§ Data supplied
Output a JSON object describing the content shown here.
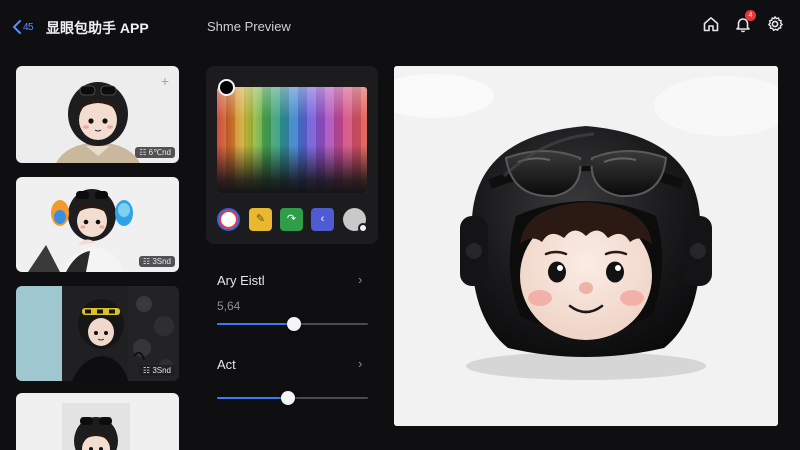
{
  "header": {
    "back_badge": "45",
    "app_title": "显眼包助手 APP",
    "screen_title": "Shme Preview",
    "notification_count": "4",
    "icons": [
      "home-icon",
      "bell-icon",
      "gear-icon"
    ]
  },
  "thumbnails": [
    {
      "badge": "☷ 6℃nd"
    },
    {
      "badge": "☷ 3Snd"
    },
    {
      "badge": "☷ 3Snd"
    },
    {
      "badge": ""
    }
  ],
  "color_panel": {
    "selected_color": "#000000",
    "swatches": [
      {
        "name": "white-red-ring",
        "color": "#ffffff"
      },
      {
        "name": "yellow",
        "color": "#e8b82e"
      },
      {
        "name": "green",
        "color": "#2f9e4a"
      },
      {
        "name": "indigo",
        "color": "#4f5bd0"
      },
      {
        "name": "gray",
        "color": "#c9c9c9"
      }
    ]
  },
  "adjustments": [
    {
      "label": "Ary Eistl",
      "value": "5,64",
      "level": 0.51
    },
    {
      "label": "Act",
      "value": "",
      "level": 0.47
    }
  ],
  "colors": {
    "accent": "#3d7bf2",
    "badge": "#e5383b",
    "background": "#0f0f11",
    "panel": "#1c1c1f"
  }
}
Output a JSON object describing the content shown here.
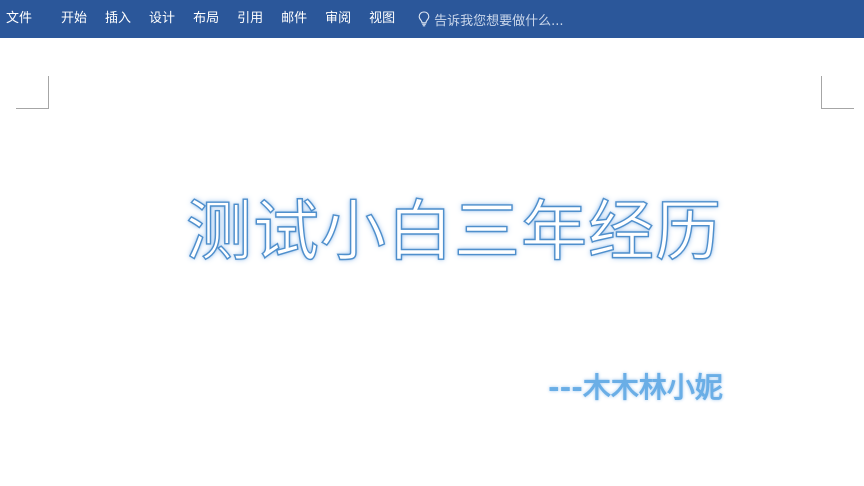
{
  "ribbon": {
    "file_tab": "文件",
    "tabs": [
      {
        "label": "开始"
      },
      {
        "label": "插入"
      },
      {
        "label": "设计"
      },
      {
        "label": "布局"
      },
      {
        "label": "引用"
      },
      {
        "label": "邮件"
      },
      {
        "label": "审阅"
      },
      {
        "label": "视图"
      }
    ],
    "tell_me": "告诉我您想要做什么...",
    "tell_me_icon": "lightbulb-icon",
    "background_color": "#2b579a"
  },
  "document": {
    "title": "测试小白三年经历",
    "author": "---木木林小妮",
    "title_outline_color": "#4f8fcc",
    "author_color": "#6aaee6"
  }
}
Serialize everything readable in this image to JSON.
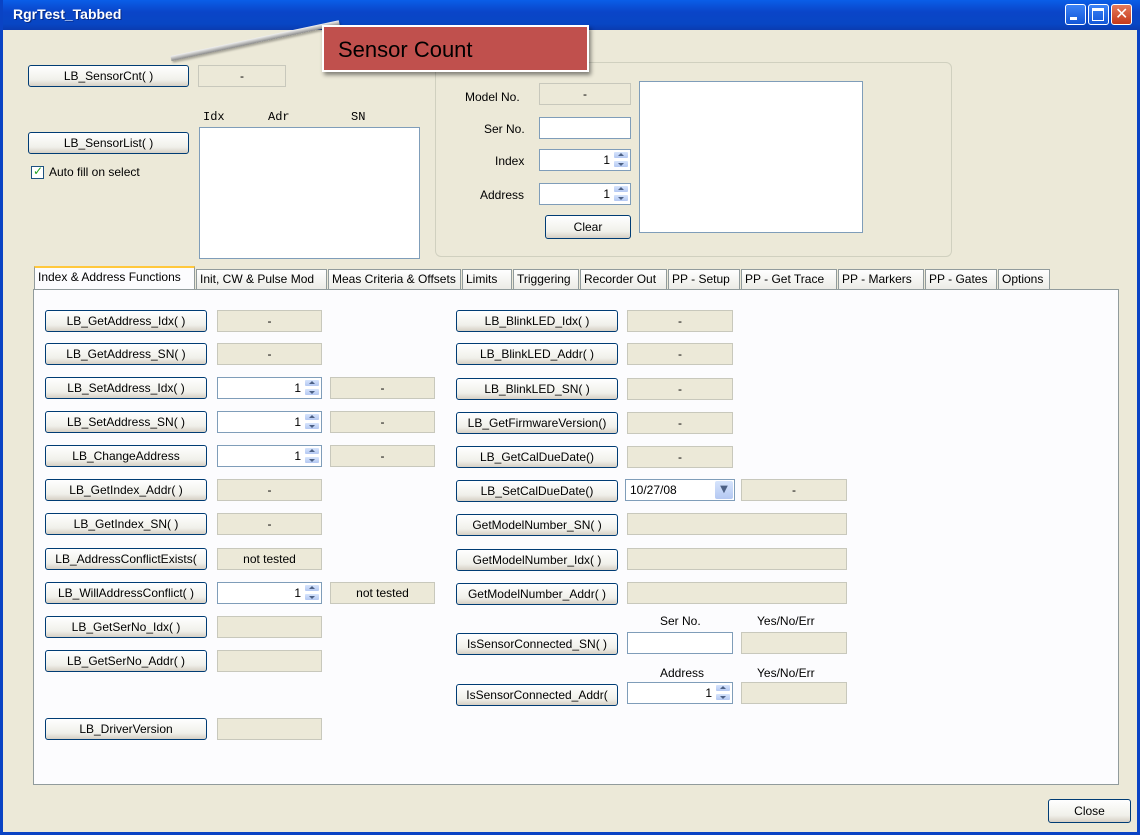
{
  "window": {
    "title": "RgrTest_Tabbed"
  },
  "callout": {
    "text": "Sensor Count"
  },
  "top": {
    "sensor_cnt_btn": "LB_SensorCnt( )",
    "sensor_cnt_val": "-",
    "sensor_list_btn": "LB_SensorList( )",
    "col_idx": "Idx",
    "col_adr": "Adr",
    "col_sn": "SN",
    "autofill_label": "Auto fill on select",
    "autofill_checked": true
  },
  "group": {
    "model_label": "Model No.",
    "model_val": "-",
    "ser_label": "Ser No.",
    "ser_val": "",
    "index_label": "Index",
    "index_val": "1",
    "address_label": "Address",
    "address_val": "1",
    "clear_btn": "Clear"
  },
  "tabs": [
    "Index & Address Functions",
    "Init, CW & Pulse Mod",
    "Meas Criteria & Offsets",
    "Limits",
    "Triggering",
    "Recorder Out",
    "PP - Setup",
    "PP - Get Trace",
    "PP - Markers",
    "PP - Gates",
    "Options"
  ],
  "left": {
    "get_addr_idx": {
      "label": "LB_GetAddress_Idx( )",
      "val": "-"
    },
    "get_addr_sn": {
      "label": "LB_GetAddress_SN( )",
      "val": "-"
    },
    "set_addr_idx": {
      "label": "LB_SetAddress_Idx( )",
      "spin": "1",
      "val": "-"
    },
    "set_addr_sn": {
      "label": "LB_SetAddress_SN( )",
      "spin": "1",
      "val": "-"
    },
    "change_addr": {
      "label": "LB_ChangeAddress",
      "spin": "1",
      "val": "-"
    },
    "get_idx_addr": {
      "label": "LB_GetIndex_Addr( )",
      "val": "-"
    },
    "get_idx_sn": {
      "label": "LB_GetIndex_SN( )",
      "val": "-"
    },
    "addr_conflict": {
      "label": "LB_AddressConflictExists(",
      "val": "not tested"
    },
    "will_conflict": {
      "label": "LB_WillAddressConflict( )",
      "spin": "1",
      "val": "not tested"
    },
    "get_ser_idx": {
      "label": "LB_GetSerNo_Idx( )",
      "val": ""
    },
    "get_ser_addr": {
      "label": "LB_GetSerNo_Addr( )",
      "val": ""
    },
    "driver_ver": {
      "label": "LB_DriverVersion",
      "val": ""
    }
  },
  "right": {
    "blink_idx": {
      "label": "LB_BlinkLED_Idx( )",
      "val": "-"
    },
    "blink_addr": {
      "label": "LB_BlinkLED_Addr( )",
      "val": "-"
    },
    "blink_sn": {
      "label": "LB_BlinkLED_SN( )",
      "val": "-"
    },
    "fw_ver": {
      "label": "LB_GetFirmwareVersion()",
      "val": "-"
    },
    "cal_due": {
      "label": "LB_GetCalDueDate()",
      "val": "-"
    },
    "set_cal": {
      "label": "LB_SetCalDueDate()",
      "date": "10/27/08",
      "val": "-"
    },
    "model_sn": {
      "label": "GetModelNumber_SN( )",
      "val": ""
    },
    "model_idx": {
      "label": "GetModelNumber_Idx( )",
      "val": ""
    },
    "model_addr": {
      "label": "GetModelNumber_Addr( )",
      "val": ""
    },
    "conn_sn": {
      "label": "IsSensorConnected_SN( )",
      "hdr1": "Ser No.",
      "hdr2": "Yes/No/Err",
      "input": "",
      "val": ""
    },
    "conn_addr": {
      "label": "IsSensorConnected_Addr(",
      "hdr1": "Address",
      "hdr2": "Yes/No/Err",
      "spin": "1",
      "val": ""
    }
  },
  "footer": {
    "close_btn": "Close"
  }
}
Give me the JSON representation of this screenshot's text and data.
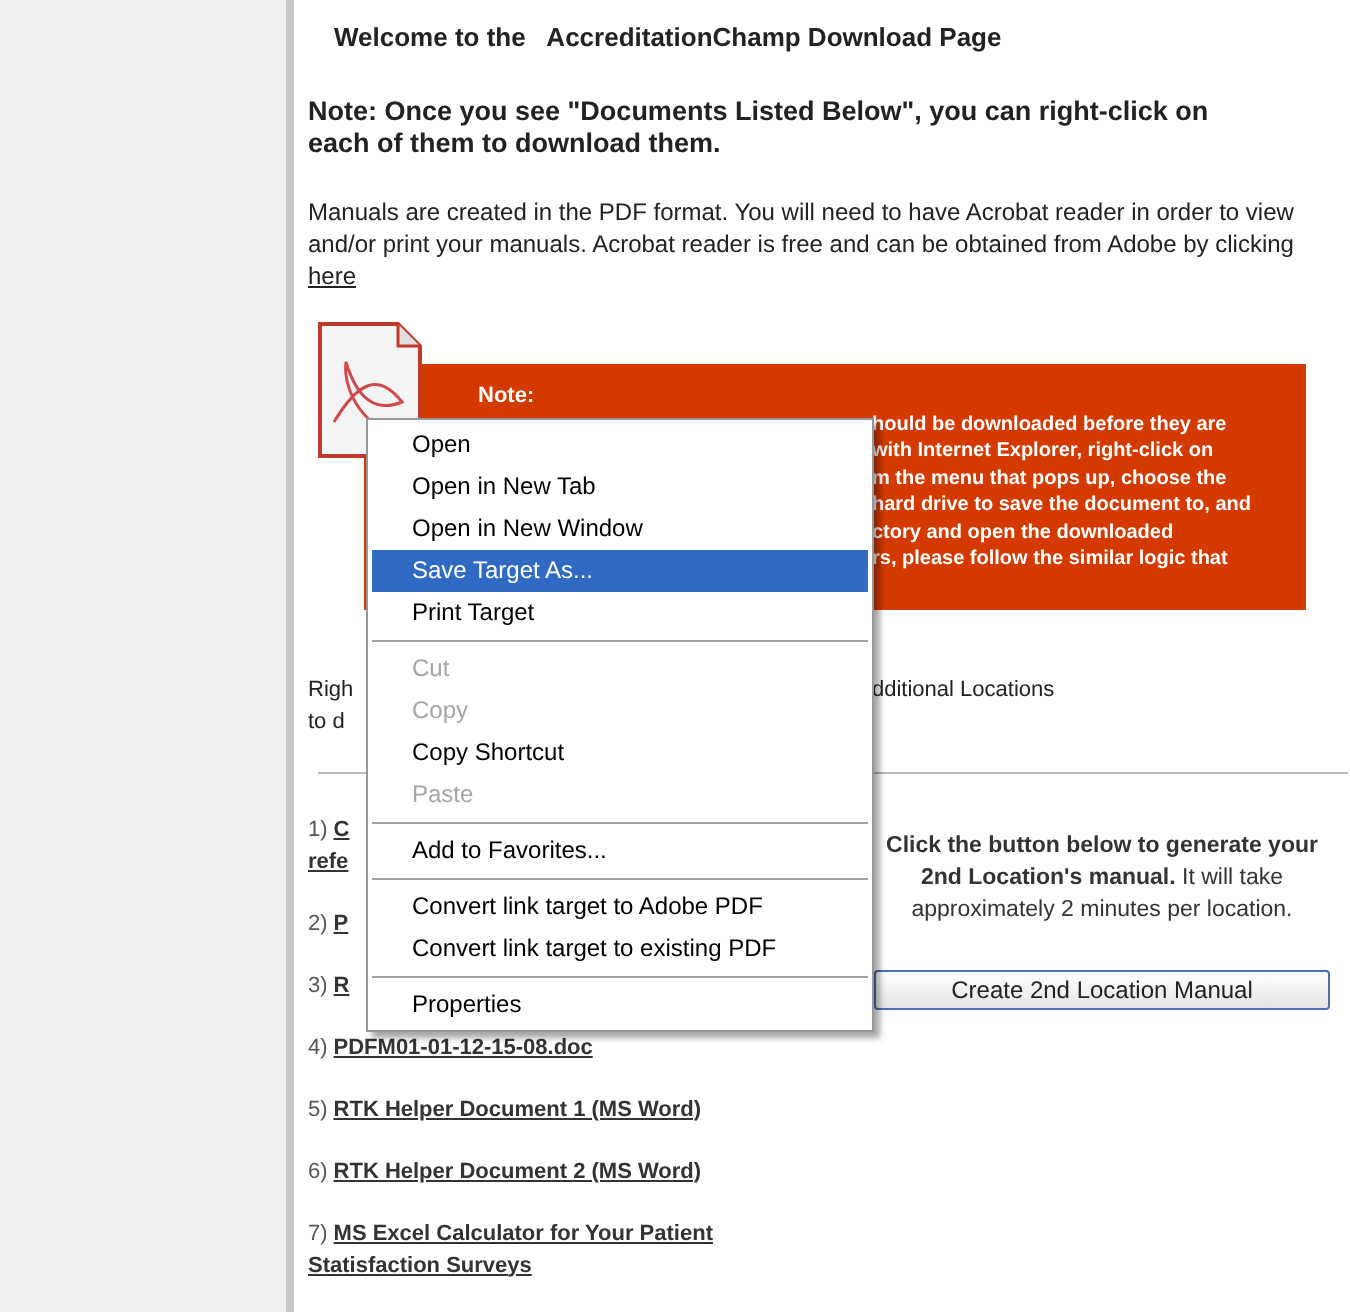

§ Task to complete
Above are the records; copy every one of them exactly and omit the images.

§ Response area
Output a JSON object describing the content shown here.
{
  "header": {
    "back_badge": "45",
    "app_title": "显眼包助手 APP",
    "screen_title": "Shme Preview",
    "notification_count": "4",
    "icons": [
      "home-icon",
      "bell-icon",
      "gear-icon"
    ]
  },
  "thumbnails": [
    {
      "badge": "☷ 6℃nd"
    },
    {
      "badge": "☷ 3Snd"
    },
    {
      "badge": "☷ 3Snd"
    },
    {
      "badge": ""
    }
  ],
  "color_panel": {
    "selected_color": "#000000",
    "swatches": [
      {
        "name": "white-red-ring",
        "color": "#ffffff"
      },
      {
        "name": "yellow",
        "color": "#e8b82e"
      },
      {
        "name": "green",
        "color": "#2f9e4a"
      },
      {
        "name": "indigo",
        "color": "#4f5bd0"
      },
      {
        "name": "gray",
        "color": "#c9c9c9"
      }
    ]
  },
  "adjustments": [
    {
      "label": "Ary Eistl",
      "value": "5,64",
      "level": 0.51
    },
    {
      "label": "Act",
      "value": "",
      "level": 0.47
    }
  ],
  "colors": {
    "accent": "#3d7bf2",
    "badge": "#e5383b",
    "background": "#0f0f11",
    "panel": "#1c1c1f"
  }
}
Output a JSON object describing the content shown here.
{
  "ribbon": {
    "file_tab": "文件",
    "tabs": [
      {
        "label": "开始"
      },
      {
        "label": "插入"
      },
      {
        "label": "设计"
      },
      {
        "label": "布局"
      },
      {
        "label": "引用"
      },
      {
        "label": "邮件"
      },
      {
        "label": "审阅"
      },
      {
        "label": "视图"
      }
    ],
    "tell_me": "告诉我您想要做什么...",
    "tell_me_icon": "lightbulb-icon",
    "background_color": "#2b579a"
  },
  "document": {
    "title": "测试小白三年经历",
    "author": "---木木林小妮",
    "title_outline_color": "#4f8fcc",
    "author_color": "#6aaee6"
  }
}
Serialize everything readable in this image to JSON.
{
  "window": {
    "title": "RgrTest_Tabbed"
  },
  "callout": {
    "text": "Sensor Count"
  },
  "top": {
    "sensor_cnt_btn": "LB_SensorCnt( )",
    "sensor_cnt_val": "-",
    "sensor_list_btn": "LB_SensorList( )",
    "col_idx": "Idx",
    "col_adr": "Adr",
    "col_sn": "SN",
    "autofill_label": "Auto fill on select",
    "autofill_checked": true
  },
  "group": {
    "model_label": "Model No.",
    "model_val": "-",
    "ser_label": "Ser No.",
    "ser_val": "",
    "index_label": "Index",
    "index_val": "1",
    "address_label": "Address",
    "address_val": "1",
    "clear_btn": "Clear"
  },
  "tabs": [
    "Index & Address Functions",
    "Init, CW & Pulse Mod",
    "Meas Criteria & Offsets",
    "Limits",
    "Triggering",
    "Recorder Out",
    "PP - Setup",
    "PP - Get Trace",
    "PP - Markers",
    "PP - Gates",
    "Options"
  ],
  "left": {
    "get_addr_idx": {
      "label": "LB_GetAddress_Idx( )",
      "val": "-"
    },
    "get_addr_sn": {
      "label": "LB_GetAddress_SN( )",
      "val": "-"
    },
    "set_addr_idx": {
      "label": "LB_SetAddress_Idx( )",
      "spin": "1",
      "val": "-"
    },
    "set_addr_sn": {
      "label": "LB_SetAddress_SN( )",
      "spin": "1",
      "val": "-"
    },
    "change_addr": {
      "label": "LB_ChangeAddress",
      "spin": "1",
      "val": "-"
    },
    "get_idx_addr": {
      "label": "LB_GetIndex_Addr( )",
      "val": "-"
    },
    "get_idx_sn": {
      "label": "LB_GetIndex_SN( )",
      "val": "-"
    },
    "addr_conflict": {
      "label": "LB_AddressConflictExists(",
      "val": "not tested"
    },
    "will_conflict": {
      "label": "LB_WillAddressConflict( )",
      "spin": "1",
      "val": "not tested"
    },
    "get_ser_idx": {
      "label": "LB_GetSerNo_Idx( )",
      "val": ""
    },
    "get_ser_addr": {
      "label": "LB_GetSerNo_Addr( )",
      "val": ""
    },
    "driver_ver": {
      "label": "LB_DriverVersion",
      "val": ""
    }
  },
  "right": {
    "blink_idx": {
      "label": "LB_BlinkLED_Idx( )",
      "val": "-"
    },
    "blink_addr": {
      "label": "LB_BlinkLED_Addr( )",
      "val": "-"
    },
    "blink_sn": {
      "label": "LB_BlinkLED_SN( )",
      "val": "-"
    },
    "fw_ver": {
      "label": "LB_GetFirmwareVersion()",
      "val": "-"
    },
    "cal_due": {
      "label": "LB_GetCalDueDate()",
      "val": "-"
    },
    "set_cal": {
      "label": "LB_SetCalDueDate()",
      "date": "10/27/08",
      "val": "-"
    },
    "model_sn": {
      "label": "GetModelNumber_SN( )",
      "val": ""
    },
    "model_idx": {
      "label": "GetModelNumber_Idx( )",
      "val": ""
    },
    "model_addr": {
      "label": "GetModelNumber_Addr( )",
      "val": ""
    },
    "conn_sn": {
      "label": "IsSensorConnected_SN( )",
      "hdr1": "Ser No.",
      "hdr2": "Yes/No/Err",
      "input": "",
      "val": ""
    },
    "conn_addr": {
      "label": "IsSensorConnected_Addr(",
      "hdr1": "Address",
      "hdr2": "Yes/No/Err",
      "spin": "1",
      "val": ""
    }
  },
  "footer": {
    "close_btn": "Close"
  }
}
Give me the JSON representation of this screenshot's text and data.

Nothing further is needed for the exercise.